- lemon juice (about 2 large lemons)
- 1 c
- buttermilk or 4 tbl dried buttermilk mixed in 1 cup water
- 1 gal
- milk (not ultrapasteurized)
- 1 Tbsp
- dried herbs, e.g. fines herbes, herbs de provence, dill, etc.
- junket rennet tablet dissolved in 1/4 cup water
- 1/2 tsp
- any acid may be used according to your flavor preferences. vinegar or citric acid are commonly used.
- buttermilk is optional but adds a pleasant tang.
- ultrapasteurized milk will not make curds because it was heated too much in processing. many organic milks in the supermarket are ultrapasteurized and therefore cannot be used to make cheese.
- junket rennet tablets are relatively weak for cheese making. if you use liquid rennet or a tablet made particularly for cheesemaking, reduce the amount to 1/4.
- salt is optional but does make for a much better tasting cheese.
NOTES ABOUT INGREDIENTS
1In a large, non-reactive pot, pour in lemon juice, buttermilk, and milk and stir to mix.

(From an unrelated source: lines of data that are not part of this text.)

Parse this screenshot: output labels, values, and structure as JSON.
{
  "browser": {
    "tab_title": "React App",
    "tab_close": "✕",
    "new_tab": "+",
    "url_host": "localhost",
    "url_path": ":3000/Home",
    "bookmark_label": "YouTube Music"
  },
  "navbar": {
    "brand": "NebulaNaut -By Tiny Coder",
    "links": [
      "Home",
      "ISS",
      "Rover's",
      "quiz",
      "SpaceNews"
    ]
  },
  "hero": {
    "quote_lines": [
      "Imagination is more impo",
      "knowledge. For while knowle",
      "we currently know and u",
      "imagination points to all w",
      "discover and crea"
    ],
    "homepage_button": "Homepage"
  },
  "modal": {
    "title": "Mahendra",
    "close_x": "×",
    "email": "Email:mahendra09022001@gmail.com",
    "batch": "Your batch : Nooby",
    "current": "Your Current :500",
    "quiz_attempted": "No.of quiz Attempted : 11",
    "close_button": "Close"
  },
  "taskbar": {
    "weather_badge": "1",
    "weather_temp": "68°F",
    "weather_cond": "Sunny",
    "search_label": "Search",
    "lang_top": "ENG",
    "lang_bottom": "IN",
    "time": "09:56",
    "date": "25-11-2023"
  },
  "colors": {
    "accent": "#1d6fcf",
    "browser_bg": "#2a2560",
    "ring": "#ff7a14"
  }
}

Stir in herbs. The herbs will float at first but they will be mixed in as the cheese is kneaded later.
2Slowly heat the milk mixture to 90F. An inexpensive instant read thermometer works well for measuring the temperature of the milk.
3When the milk has reached 90F but is still less than 100F, stir in the dissolved rennet tablet. If you milk is too hot, let it cool back down to the 90s before adding the rennet. If you make a mistake at this point and overheat the rennet, your cheese may never fully come together but your fall back position is that you intended to make ricotta!
4Turn off the heat and stir briefly to fully mix in the rennet. Allow to sit until curds form, up to 30 minutes. What you are looking for is the curd and the whey to be totally separated. The whey will be a yellowish liquid with curd floating on top.
5Ideally, your curd will be one solid mass. If it is in small pieces more like cottage cheese you are likely on the way to making ricotta rather than solid cheese but such ricotta is wonderful on pasta. If your curd is one solid mass, this is called a "clean break."
6Cut the curd into cubes about 1 inch square. Don't worry too much if it falls apart a bit at this point. Turn the heat back on and,gently stirring, slowly bring to between 105F and 110F.